The menu of options available at medical cannabis dispensaries may soon grow to include “dry leaf and flower,” the green and fragrant herb once sold illicitly in dime bags.
On Monday, the governor’s Medical Marijuana Advisory Board met in Harrisburg to consider changes to the program. Since mid-February, six dispensaries have been selling highly processed — and pricey — concentrates, pills and tinctures.
Demand for the products has been extraordinarily strong. Most of the dispensaries sold out of inventory last week. A spokesman for Cresco Yeltrah, the only grower-processor currently shipping medicines, said he expected modest deliveries to dispensaries to resume as soon as Wednesday, weather permitting.
Allowing sales of dry leaf and flower — with such brand names as Death Star and Bubba Berry — would accelerate production. It also would cut the cost to consumers.
“It would be great for patients,” said Charlie Bachtell, co-founder of Cresco Yeltrah. “Of all forms of medical marijuana, flower offers the fastest speed to efficacy and the lowest price point per milligram of active ingredient.”
Of the 29 states that have laws legalizing some form of cannabis, only Pennsylvania and Minnesota currently ban the sale of non-processed forms of marijuana.
Luke Schultz, a patient advocate who serves on the 15-member Advisory Board, said the three committees that comprise the group “all came back with a positive recommendation” to approve sales of dry leaf and flower. The board is slated to review the recommendations on April 9 and forward a report to the Secretary of Health, Rachel Levine, who chairs the group. Then the legislature will vote on whether to accept the recommendations. It’s uncertain when marijuana in its natural state could be for sale at dispensaries.

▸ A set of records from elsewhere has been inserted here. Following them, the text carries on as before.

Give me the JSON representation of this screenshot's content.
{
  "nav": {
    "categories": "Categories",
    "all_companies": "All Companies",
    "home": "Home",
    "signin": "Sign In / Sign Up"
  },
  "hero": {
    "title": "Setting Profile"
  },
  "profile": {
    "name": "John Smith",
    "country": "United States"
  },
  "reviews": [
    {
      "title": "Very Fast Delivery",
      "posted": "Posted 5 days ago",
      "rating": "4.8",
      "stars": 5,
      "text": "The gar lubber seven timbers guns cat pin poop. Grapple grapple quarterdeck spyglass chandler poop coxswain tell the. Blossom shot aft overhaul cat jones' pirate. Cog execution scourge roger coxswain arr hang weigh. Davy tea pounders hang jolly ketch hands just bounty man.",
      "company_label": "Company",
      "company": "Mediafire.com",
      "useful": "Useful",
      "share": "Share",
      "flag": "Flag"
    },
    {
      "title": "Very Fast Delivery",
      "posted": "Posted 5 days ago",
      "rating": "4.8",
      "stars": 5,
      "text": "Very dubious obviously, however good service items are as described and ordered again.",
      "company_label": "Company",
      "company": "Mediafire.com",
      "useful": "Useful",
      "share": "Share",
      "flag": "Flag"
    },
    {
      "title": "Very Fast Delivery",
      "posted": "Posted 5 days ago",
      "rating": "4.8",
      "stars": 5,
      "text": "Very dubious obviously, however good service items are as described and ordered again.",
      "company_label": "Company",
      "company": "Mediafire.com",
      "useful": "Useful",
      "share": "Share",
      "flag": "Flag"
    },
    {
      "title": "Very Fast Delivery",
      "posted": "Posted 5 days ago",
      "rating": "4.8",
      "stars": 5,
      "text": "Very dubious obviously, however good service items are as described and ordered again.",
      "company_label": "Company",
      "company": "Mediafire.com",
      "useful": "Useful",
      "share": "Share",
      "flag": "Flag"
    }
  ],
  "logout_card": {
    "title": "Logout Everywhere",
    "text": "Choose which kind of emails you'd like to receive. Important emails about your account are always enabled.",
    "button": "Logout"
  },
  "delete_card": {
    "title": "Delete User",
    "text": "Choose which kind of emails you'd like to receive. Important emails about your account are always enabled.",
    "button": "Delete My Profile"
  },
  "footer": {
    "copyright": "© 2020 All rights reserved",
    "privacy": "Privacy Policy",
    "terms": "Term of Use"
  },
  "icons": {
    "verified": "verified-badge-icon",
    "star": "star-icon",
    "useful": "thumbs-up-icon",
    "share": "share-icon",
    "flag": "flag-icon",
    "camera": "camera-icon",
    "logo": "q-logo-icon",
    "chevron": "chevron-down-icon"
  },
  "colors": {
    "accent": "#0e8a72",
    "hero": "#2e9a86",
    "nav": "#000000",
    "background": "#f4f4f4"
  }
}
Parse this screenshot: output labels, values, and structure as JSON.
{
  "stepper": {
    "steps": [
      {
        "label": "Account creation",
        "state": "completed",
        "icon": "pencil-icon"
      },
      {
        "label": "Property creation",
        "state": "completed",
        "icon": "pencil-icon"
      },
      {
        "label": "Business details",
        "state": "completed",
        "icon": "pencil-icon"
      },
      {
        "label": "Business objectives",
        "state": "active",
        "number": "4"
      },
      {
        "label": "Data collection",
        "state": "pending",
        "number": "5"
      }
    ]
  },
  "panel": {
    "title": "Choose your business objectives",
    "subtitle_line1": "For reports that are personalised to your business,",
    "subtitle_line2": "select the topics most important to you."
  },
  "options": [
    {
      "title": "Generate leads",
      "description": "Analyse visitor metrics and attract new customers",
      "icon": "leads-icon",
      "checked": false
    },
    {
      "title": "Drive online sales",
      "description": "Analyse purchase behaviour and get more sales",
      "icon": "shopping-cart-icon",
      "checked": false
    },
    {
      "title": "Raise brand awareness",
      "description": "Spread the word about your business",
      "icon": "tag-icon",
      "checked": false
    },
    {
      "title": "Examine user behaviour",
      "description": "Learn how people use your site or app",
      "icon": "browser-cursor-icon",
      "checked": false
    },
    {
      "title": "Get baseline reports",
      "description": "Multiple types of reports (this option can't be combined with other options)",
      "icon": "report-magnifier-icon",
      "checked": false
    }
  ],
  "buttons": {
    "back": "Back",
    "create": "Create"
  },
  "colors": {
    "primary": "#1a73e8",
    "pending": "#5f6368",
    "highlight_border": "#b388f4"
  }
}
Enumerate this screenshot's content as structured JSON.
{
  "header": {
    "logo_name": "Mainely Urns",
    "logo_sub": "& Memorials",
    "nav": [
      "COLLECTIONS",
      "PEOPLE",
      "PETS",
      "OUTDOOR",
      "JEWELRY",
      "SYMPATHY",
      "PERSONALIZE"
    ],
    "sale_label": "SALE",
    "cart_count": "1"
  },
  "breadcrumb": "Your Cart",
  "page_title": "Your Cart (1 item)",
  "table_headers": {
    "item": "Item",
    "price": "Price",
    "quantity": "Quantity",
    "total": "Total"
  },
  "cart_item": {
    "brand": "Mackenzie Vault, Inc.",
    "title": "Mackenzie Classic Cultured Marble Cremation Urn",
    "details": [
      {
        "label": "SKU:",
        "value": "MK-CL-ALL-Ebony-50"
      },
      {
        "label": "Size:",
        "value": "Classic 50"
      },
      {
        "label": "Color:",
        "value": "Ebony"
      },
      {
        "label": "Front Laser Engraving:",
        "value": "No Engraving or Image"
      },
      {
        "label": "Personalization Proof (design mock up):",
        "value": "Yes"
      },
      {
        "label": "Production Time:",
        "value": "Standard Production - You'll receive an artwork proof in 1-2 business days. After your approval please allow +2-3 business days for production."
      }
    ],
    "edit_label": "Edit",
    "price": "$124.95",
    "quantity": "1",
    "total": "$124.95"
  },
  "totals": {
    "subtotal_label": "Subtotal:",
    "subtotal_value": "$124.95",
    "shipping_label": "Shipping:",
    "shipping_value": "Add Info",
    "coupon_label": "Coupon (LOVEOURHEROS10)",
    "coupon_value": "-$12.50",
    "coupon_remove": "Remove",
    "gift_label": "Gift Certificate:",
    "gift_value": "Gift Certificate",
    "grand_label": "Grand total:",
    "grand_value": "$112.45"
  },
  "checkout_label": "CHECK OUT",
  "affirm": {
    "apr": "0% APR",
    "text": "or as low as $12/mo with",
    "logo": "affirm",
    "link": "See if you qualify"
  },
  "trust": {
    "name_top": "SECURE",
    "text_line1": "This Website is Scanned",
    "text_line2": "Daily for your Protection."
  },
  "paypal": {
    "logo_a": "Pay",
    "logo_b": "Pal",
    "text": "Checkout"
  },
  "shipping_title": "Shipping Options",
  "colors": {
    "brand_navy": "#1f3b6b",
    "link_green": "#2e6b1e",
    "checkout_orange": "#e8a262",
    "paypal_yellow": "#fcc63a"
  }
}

Pennsylvania law does not allow the sale of a smokable form of marijuana. It does allow for vaporization, which requires a battery-powered electronic device, some of which are similar to e-cigarettes. But after a patient makes a purchase, there is no way for the state to monitor methods of consumption. The same marijuana can be packed into a bowl or rolled into a joint.
The panel discussed other program changes, though none seem as likely to be adopted as the sale of dry leaf and flower. It considered, but decided against, expanding the total number of growers and dispensaries that will eventually serve what is expected to be one of the nation’s largest medical marijuana markets. It also briefly mulled allowing more professionals — nurse practitioners, for example — who could certify patients to participate in the program. That idea, too, was discarded.
The medical subcommittee advised expanding the list of 17 qualifying health conditions to include terminal illness and palliative care, according to Department of Health spokesman Nate Wardle.
“Fortunately, they didn’t recommend to take anything away,” said Schultz. “In that regard we’re doing OK.”
Doctors have requested the state stop publishing the names of participating physicians.
“Initially, there was so much excitement about the program that guys were calling a gynecologist on the list,” Schultz said. “That’s died down somewhat, but it would take an amendment by the legislature to end it. Our recommendation would be to not allow the list to be public, though.”
As of Tuesday, almost 21,500 patients have registered for the program and more than 6,000 of those have been certified by a physician. Since sales began Feb. 16, about 2,200 patients have visited the six open dispensaries to buy medicinal cannabis. When the program is fully implemented, at least 12 grower-processors will supply up to 81 dispensaries statewide.